Readers are invited to calculate how much more space would have been wasted if this sample passage had been printed without using Alan Dorey's admirable contractions (culled from his linguistic-reform tract, camouflaged as Gross Encounters 4). And this is but the beginning: in GE4's 77 neologisms we are privileged to glimpse the white-hot crucible of language in the making. Primordial forms appear, contractions as yet unevolved like revi ws and su ely. In such Joycean exuberance it's not surprising to find occasional wittily retrograde steps – tha t, no where, what so ever – and bizarre mutant forms defying comprehension: tazis, wnat, olf, ir, guve, fis, dort and holdtsock.
Thus we begin to lose contact with English itself, drifting out into chaos. From the simple elisions and pleasing ambiguities (e.g. viscious as applied to Ritchie Smith's stomach tackles) of elemental Doreyspeak, one is lured into a maelstrom of half-understood concepts like reoad and repsonse and Koe Nicholas.
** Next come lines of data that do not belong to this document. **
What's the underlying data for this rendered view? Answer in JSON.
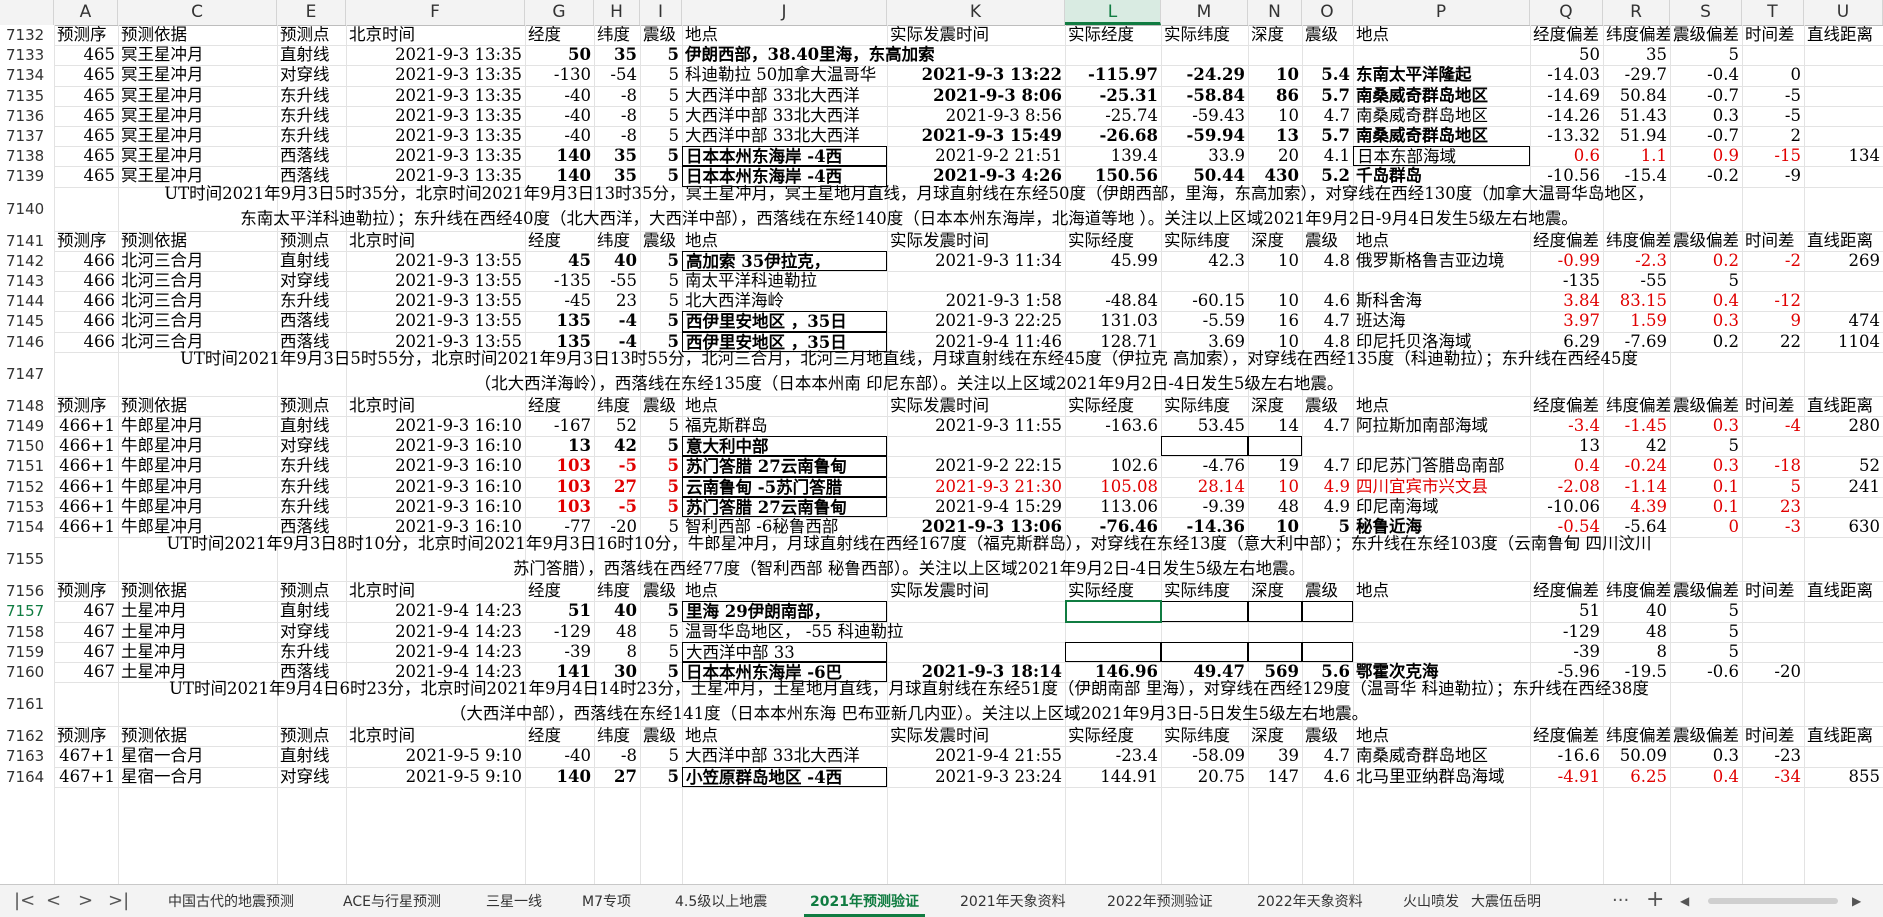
{
  "columns": [
    "",
    "A",
    "C",
    "E",
    "F",
    "G",
    "H",
    "I",
    "J",
    "K",
    "L",
    "M",
    "N",
    "O",
    "P",
    "Q",
    "R",
    "S",
    "T",
    "U"
  ],
  "selected_column": "L",
  "selected_row": "7157",
  "header_labels": [
    "预测序",
    "预测依据",
    "预测点",
    "北京时间",
    "经度",
    "纬度",
    "震级",
    "地点",
    "实际发震时间",
    "实际经度",
    "实际纬度",
    "深度",
    "震级",
    "地点",
    "经度偏差",
    "纬度偏差",
    "震级偏差",
    "时间差",
    "直线距离"
  ],
  "rows": [
    {
      "n": "7132",
      "t": "head"
    },
    {
      "n": "7133",
      "A": "465",
      "C": "冥王星冲月",
      "E": "直射线",
      "F": "2021-9-3 13:35",
      "G": "50",
      "H": "35",
      "I": "5",
      "J": "伊朗西部，38.40里海，东高加索",
      "Q": "50",
      "R": "35",
      "S": "5",
      "bG": 1,
      "bH": 1,
      "bI": 1,
      "bJ": 1,
      "wideJ": 1
    },
    {
      "n": "7134",
      "A": "465",
      "C": "冥王星冲月",
      "E": "对穿线",
      "F": "2021-9-3 13:35",
      "G": "-130",
      "H": "-54",
      "I": "5",
      "J": "科迪勒拉  50加拿大温哥华",
      "K": "2021-9-3 13:22",
      "L": "-115.97",
      "M": "-24.29",
      "N": "10",
      "O": "5.4",
      "P": "东南太平洋隆起",
      "Q": "-14.03",
      "R": "-29.7",
      "S": "-0.4",
      "T": "0",
      "bK": 1,
      "bL": 1,
      "bM": 1,
      "bN": 1,
      "bO": 1,
      "bP": 1
    },
    {
      "n": "7135",
      "A": "465",
      "C": "冥王星冲月",
      "E": "东升线",
      "F": "2021-9-3 13:35",
      "G": "-40",
      "H": "-8",
      "I": "5",
      "J": "大西洋中部 33北大西洋",
      "K": "2021-9-3 8:06",
      "L": "-25.31",
      "M": "-58.84",
      "N": "86",
      "O": "5.7",
      "P": "南桑威奇群岛地区",
      "Q": "-14.69",
      "R": "50.84",
      "S": "-0.7",
      "T": "-5",
      "bK": 1,
      "bL": 1,
      "bM": 1,
      "bN": 1,
      "bO": 1,
      "bP": 1
    },
    {
      "n": "7136",
      "A": "465",
      "C": "冥王星冲月",
      "E": "东升线",
      "F": "2021-9-3 13:35",
      "G": "-40",
      "H": "-8",
      "I": "5",
      "J": "大西洋中部 33北大西洋",
      "K": "2021-9-3 8:56",
      "L": "-25.74",
      "M": "-59.43",
      "N": "10",
      "O": "4.7",
      "P": "南桑威奇群岛地区",
      "Q": "-14.26",
      "R": "51.43",
      "S": "0.3",
      "T": "-5"
    },
    {
      "n": "7137",
      "A": "465",
      "C": "冥王星冲月",
      "E": "东升线",
      "F": "2021-9-3 13:35",
      "G": "-40",
      "H": "-8",
      "I": "5",
      "J": "大西洋中部 33北大西洋",
      "K": "2021-9-3 15:49",
      "L": "-26.68",
      "M": "-59.94",
      "N": "13",
      "O": "5.7",
      "P": "南桑威奇群岛地区",
      "Q": "-13.32",
      "R": "51.94",
      "S": "-0.7",
      "T": "2",
      "bK": 1,
      "bL": 1,
      "bM": 1,
      "bN": 1,
      "bO": 1,
      "bP": 1
    },
    {
      "n": "7138",
      "A": "465",
      "C": "冥王星冲月",
      "E": "西落线",
      "F": "2021-9-3 13:35",
      "G": "140",
      "H": "35",
      "I": "5",
      "J": "日本本州东海岸 -4西",
      "K": "2021-9-2 21:51",
      "L": "139.4",
      "M": "33.9",
      "N": "20",
      "O": "4.1",
      "P": "日本东部海域",
      "Q": "0.6",
      "R": "1.1",
      "S": "0.9",
      "T": "-15",
      "U": "134",
      "bG": 1,
      "bH": 1,
      "bI": 1,
      "bJ": 1,
      "boxJ": 1,
      "boxP": 1,
      "redQ": 1,
      "redR": 1,
      "redS": 1,
      "redT": 1
    },
    {
      "n": "7139",
      "A": "465",
      "C": "冥王星冲月",
      "E": "西落线",
      "F": "2021-9-3 13:35",
      "G": "140",
      "H": "35",
      "I": "5",
      "J": "日本本州东海岸 -4西",
      "K": "2021-9-3 4:26",
      "L": "150.56",
      "M": "50.44",
      "N": "430",
      "O": "5.2",
      "P": "千岛群岛",
      "Q": "-10.56",
      "R": "-15.4",
      "S": "-0.2",
      "T": "-9",
      "bG": 1,
      "bH": 1,
      "bI": 1,
      "bJ": 1,
      "boxJ": 1,
      "bK": 1,
      "bL": 1,
      "bM": 1,
      "bN": 1,
      "bO": 1,
      "bP": 1
    },
    {
      "n": "7140",
      "t": "note",
      "lines": [
        "UT时间2021年9月3日5时35分，北京时间2021年9月3日13时35分，冥王星冲月，冥王星地月直线，月球直射线在东经50度（伊朗西部，里海，东高加索），对穿线在西经130度（加拿大温哥华岛地区，",
        "东南太平洋科迪勒拉）；东升线在西经40度（北大西洋，大西洋中部），西落线在东经140度（日本本州东海岸，北海道等地 ）。关注以上区域2021年9月2日-9月4日发生5级左右地震。"
      ]
    },
    {
      "n": "7141",
      "t": "head"
    },
    {
      "n": "7142",
      "A": "466",
      "C": "北河三合月",
      "E": "直射线",
      "F": "2021-9-3 13:55",
      "G": "45",
      "H": "40",
      "I": "5",
      "J": "高加索 35伊拉克，",
      "K": "2021-9-3 11:34",
      "L": "45.99",
      "M": "42.3",
      "N": "10",
      "O": "4.8",
      "P": "俄罗斯格鲁吉亚边境",
      "Q": "-0.99",
      "R": "-2.3",
      "S": "0.2",
      "T": "-2",
      "U": "269",
      "bG": 1,
      "bH": 1,
      "bI": 1,
      "bJ": 1,
      "boxJ": 1,
      "redQ": 1,
      "redR": 1,
      "redS": 1,
      "redT": 1
    },
    {
      "n": "7143",
      "A": "466",
      "C": "北河三合月",
      "E": "对穿线",
      "F": "2021-9-3 13:55",
      "G": "-135",
      "H": "-55",
      "I": "5",
      "J": "南太平洋科迪勒拉",
      "Q": "-135",
      "R": "-55",
      "S": "5"
    },
    {
      "n": "7144",
      "A": "466",
      "C": "北河三合月",
      "E": "东升线",
      "F": "2021-9-3 13:55",
      "G": "-45",
      "H": "23",
      "I": "5",
      "J": "北大西洋海岭",
      "K": "2021-9-3 1:58",
      "L": "-48.84",
      "M": "-60.15",
      "N": "10",
      "O": "4.6",
      "P": "斯科舍海",
      "Q": "3.84",
      "R": "83.15",
      "S": "0.4",
      "T": "-12",
      "redQ": 1,
      "redR": 1,
      "redS": 1,
      "redT": 1
    },
    {
      "n": "7145",
      "A": "466",
      "C": "北河三合月",
      "E": "西落线",
      "F": "2021-9-3 13:55",
      "G": "135",
      "H": "-4",
      "I": "5",
      "J": "西伊里安地区 ，35日",
      "K": "2021-9-3 22:25",
      "L": "131.03",
      "M": "-5.59",
      "N": "16",
      "O": "4.7",
      "P": "班达海",
      "Q": "3.97",
      "R": "1.59",
      "S": "0.3",
      "T": "9",
      "U": "474",
      "bG": 1,
      "bH": 1,
      "bI": 1,
      "bJ": 1,
      "boxJ": 1,
      "redQ": 1,
      "redR": 1,
      "redS": 1,
      "redT": 1
    },
    {
      "n": "7146",
      "A": "466",
      "C": "北河三合月",
      "E": "西落线",
      "F": "2021-9-3 13:55",
      "G": "135",
      "H": "-4",
      "I": "5",
      "J": "西伊里安地区 ，35日",
      "K": "2021-9-4 11:46",
      "L": "128.71",
      "M": "3.69",
      "N": "10",
      "O": "4.8",
      "P": "印尼托贝洛海域",
      "Q": "6.29",
      "R": "-7.69",
      "S": "0.2",
      "T": "22",
      "U": "1104",
      "bG": 1,
      "bH": 1,
      "bI": 1,
      "bJ": 1,
      "boxJ": 1
    },
    {
      "n": "7147",
      "t": "note",
      "lines": [
        "UT时间2021年9月3日5时55分，北京时间2021年9月3日13时55分，北河三合月，北河三月地直线，月球直射线在东经45度（伊拉克 高加索），对穿线在西经135度（科迪勒拉）；东升线在西经45度",
        "（北大西洋海岭），西落线在东经135度（日本本州南 印尼东部）。关注以上区域2021年9月2日-4日发生5级左右地震。"
      ]
    },
    {
      "n": "7148",
      "t": "head"
    },
    {
      "n": "7149",
      "A": "466+1",
      "C": "牛郎星冲月",
      "E": "直射线",
      "F": "2021-9-3 16:10",
      "G": "-167",
      "H": "52",
      "I": "5",
      "J": "福克斯群岛",
      "K": "2021-9-3 11:55",
      "L": "-163.6",
      "M": "53.45",
      "N": "14",
      "O": "4.7",
      "P": "阿拉斯加南部海域",
      "Q": "-3.4",
      "R": "-1.45",
      "S": "0.3",
      "T": "-4",
      "U": "280",
      "redQ": 1,
      "redR": 1,
      "redS": 1,
      "redT": 1
    },
    {
      "n": "7150",
      "A": "466+1",
      "C": "牛郎星冲月",
      "E": "对穿线",
      "F": "2021-9-3 16:10",
      "G": "13",
      "H": "42",
      "I": "5",
      "J": "意大利中部",
      "Q": "13",
      "R": "42",
      "S": "5",
      "bG": 1,
      "bH": 1,
      "bI": 1,
      "bJ": 1,
      "boxJ": 1,
      "boxM": 1,
      "boxN": 1
    },
    {
      "n": "7151",
      "A": "466+1",
      "C": "牛郎星冲月",
      "E": "东升线",
      "F": "2021-9-3 16:10",
      "G": "103",
      "H": "-5",
      "I": "5",
      "J": "苏门答腊 27云南鲁甸",
      "K": "2021-9-2 22:15",
      "L": "102.6",
      "M": "-4.76",
      "N": "19",
      "O": "4.7",
      "P": "印尼苏门答腊岛南部",
      "Q": "0.4",
      "R": "-0.24",
      "S": "0.3",
      "T": "-18",
      "U": "52",
      "bG": 1,
      "bH": 1,
      "bI": 1,
      "bJ": 1,
      "boxJ": 1,
      "redG": 1,
      "redH": 1,
      "redI": 1,
      "redQ": 1,
      "redR": 1,
      "redS": 1,
      "redT": 1
    },
    {
      "n": "7152",
      "A": "466+1",
      "C": "牛郎星冲月",
      "E": "东升线",
      "F": "2021-9-3 16:10",
      "G": "103",
      "H": "27",
      "I": "5",
      "J": "云南鲁甸 -5苏门答腊",
      "K": "2021-9-3 21:30",
      "L": "105.08",
      "M": "28.14",
      "N": "10",
      "O": "4.9",
      "P": "四川宜宾市兴文县",
      "Q": "-2.08",
      "R": "-1.14",
      "S": "0.1",
      "T": "5",
      "U": "241",
      "bG": 1,
      "bH": 1,
      "bI": 1,
      "bJ": 1,
      "boxJ": 1,
      "redG": 1,
      "redH": 1,
      "redI": 1,
      "redK": 1,
      "redL": 1,
      "redM": 1,
      "redN": 1,
      "redO": 1,
      "redP": 1,
      "redQ": 1,
      "redR": 1,
      "redS": 1,
      "redT": 1
    },
    {
      "n": "7153",
      "A": "466+1",
      "C": "牛郎星冲月",
      "E": "东升线",
      "F": "2021-9-3 16:10",
      "G": "103",
      "H": "-5",
      "I": "5",
      "J": "苏门答腊 27云南鲁甸",
      "K": "2021-9-4 15:29",
      "L": "113.06",
      "M": "-9.39",
      "N": "48",
      "O": "4.9",
      "P": "印尼南海域",
      "Q": "-10.06",
      "R": "4.39",
      "S": "0.1",
      "T": "23",
      "bG": 1,
      "bH": 1,
      "bI": 1,
      "bJ": 1,
      "boxJ": 1,
      "redG": 1,
      "redH": 1,
      "redI": 1,
      "redR": 1,
      "redS": 1,
      "redT": 1
    },
    {
      "n": "7154",
      "A": "466+1",
      "C": "牛郎星冲月",
      "E": "西落线",
      "F": "2021-9-3 16:10",
      "G": "-77",
      "H": "-20",
      "I": "5",
      "J": "智利西部 -6秘鲁西部",
      "K": "2021-9-3 13:06",
      "L": "-76.46",
      "M": "-14.36",
      "N": "10",
      "O": "5",
      "P": "秘鲁近海",
      "Q": "-0.54",
      "R": "-5.64",
      "S": "0",
      "T": "-3",
      "U": "630",
      "bK": 1,
      "bL": 1,
      "bM": 1,
      "bN": 1,
      "bO": 1,
      "bP": 1,
      "redQ": 1,
      "redS": 1,
      "redT": 1
    },
    {
      "n": "7155",
      "t": "note",
      "lines": [
        "UT时间2021年9月3日8时10分，北京时间2021年9月3日16时10分，牛郎星冲月，月球直射线在西经167度（福克斯群岛），对穿线在东经13度（意大利中部）；东升线在东经103度（云南鲁甸 四川汶川",
        "苏门答腊），西落线在西经77度（智利西部 秘鲁西部）。关注以上区域2021年9月2日-4日发生5级左右地震。"
      ]
    },
    {
      "n": "7156",
      "t": "head"
    },
    {
      "n": "7157",
      "A": "467",
      "C": "土星冲月",
      "E": "直射线",
      "F": "2021-9-4 14:23",
      "G": "51",
      "H": "40",
      "I": "5",
      "J": "里海 29伊朗南部，",
      "Q": "51",
      "R": "40",
      "S": "5",
      "bG": 1,
      "bH": 1,
      "bI": 1,
      "bJ": 1,
      "boxJ": 1,
      "boxL": 1,
      "boxM": 1,
      "boxN": 1,
      "boxO": 1
    },
    {
      "n": "7158",
      "A": "467",
      "C": "土星冲月",
      "E": "对穿线",
      "F": "2021-9-4 14:23",
      "G": "-129",
      "H": "48",
      "I": "5",
      "J": "温哥华岛地区， -55 科迪勒拉",
      "Q": "-129",
      "R": "48",
      "S": "5",
      "wideJ": 1
    },
    {
      "n": "7159",
      "A": "467",
      "C": "土星冲月",
      "E": "东升线",
      "F": "2021-9-4 14:23",
      "G": "-39",
      "H": "8",
      "I": "5",
      "J": "大西洋中部 33",
      "Q": "-39",
      "R": "8",
      "S": "5",
      "boxJ": 1,
      "boxL": 1,
      "boxM": 1,
      "boxN": 1,
      "boxO": 1
    },
    {
      "n": "7160",
      "A": "467",
      "C": "土星冲月",
      "E": "西落线",
      "F": "2021-9-4 14:23",
      "G": "141",
      "H": "30",
      "I": "5",
      "J": "日本本州东海岸 -6巴",
      "K": "2021-9-3 18:14",
      "L": "146.96",
      "M": "49.47",
      "N": "569",
      "O": "5.6",
      "P": "鄂霍次克海",
      "Q": "-5.96",
      "R": "-19.5",
      "S": "-0.6",
      "T": "-20",
      "bG": 1,
      "bH": 1,
      "bI": 1,
      "bJ": 1,
      "boxJ": 1,
      "bK": 1,
      "bL": 1,
      "bM": 1,
      "bN": 1,
      "bO": 1,
      "bP": 1
    },
    {
      "n": "7161",
      "t": "note",
      "lines": [
        "UT时间2021年9月4日6时23分，北京时间2021年9月4日14时23分，土星冲月，土星地月直线，月球直射线在东经51度（伊朗南部 里海），对穿线在西经129度（温哥华 科迪勒拉）；东升线在西经38度",
        "（大西洋中部），西落线在东经141度（日本本州东海 巴布亚新几内亚）。关注以上区域2021年9月3日-5日发生5级左右地震。"
      ]
    },
    {
      "n": "7162",
      "t": "head"
    },
    {
      "n": "7163",
      "A": "467+1",
      "C": "星宿一合月",
      "E": "直射线",
      "F": "2021-9-5 9:10",
      "G": "-40",
      "H": "-8",
      "I": "5",
      "J": "大西洋中部 33北大西洋",
      "K": "2021-9-4 21:55",
      "L": "-23.4",
      "M": "-58.09",
      "N": "39",
      "O": "4.7",
      "P": "南桑威奇群岛地区",
      "Q": "-16.6",
      "R": "50.09",
      "S": "0.3",
      "T": "-23"
    },
    {
      "n": "7164",
      "A": "467+1",
      "C": "星宿一合月",
      "E": "对穿线",
      "F": "2021-9-5 9:10",
      "G": "140",
      "H": "27",
      "I": "5",
      "J": "小笠原群岛地区 -4西",
      "K": "2021-9-3 23:24",
      "L": "144.91",
      "M": "20.75",
      "N": "147",
      "O": "4.6",
      "P": "北马里亚纳群岛海域",
      "Q": "-4.91",
      "R": "6.25",
      "S": "0.4",
      "T": "-34",
      "U": "855",
      "bG": 1,
      "bH": 1,
      "bI": 1,
      "bJ": 1,
      "boxJ": 1,
      "redQ": 1,
      "redR": 1,
      "redS": 1,
      "redT": 1
    }
  ],
  "tabs": [
    "中国古代的地震预测",
    "ACE与行星预测",
    "三星一线",
    "M7专项",
    "4.5级以上地震",
    "2021年预测验证",
    "2021年天象资料",
    "2022年预测验证",
    "2022年天象资料",
    "火山喷发",
    "大震伍岳明"
  ],
  "active_tab": "2021年预测验证",
  "nav": {
    "first": "|<",
    "prev": "<",
    "next": ">",
    "last": ">|",
    "more": "···",
    "add": "+"
  },
  "colors": {
    "accent": "#107c41",
    "red": "#e00000",
    "grid": "#e3e3e3"
  }
}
On has thw feeling of being incesaantly watxhed, on's imformal converstaion id tunred to farntically corruscating indlessness... as evrything goes black, on optomistically feels on kight almost guve an interpretation of such words as guve....
Unfortuantely on can continue incessaantly in this dispicable veign.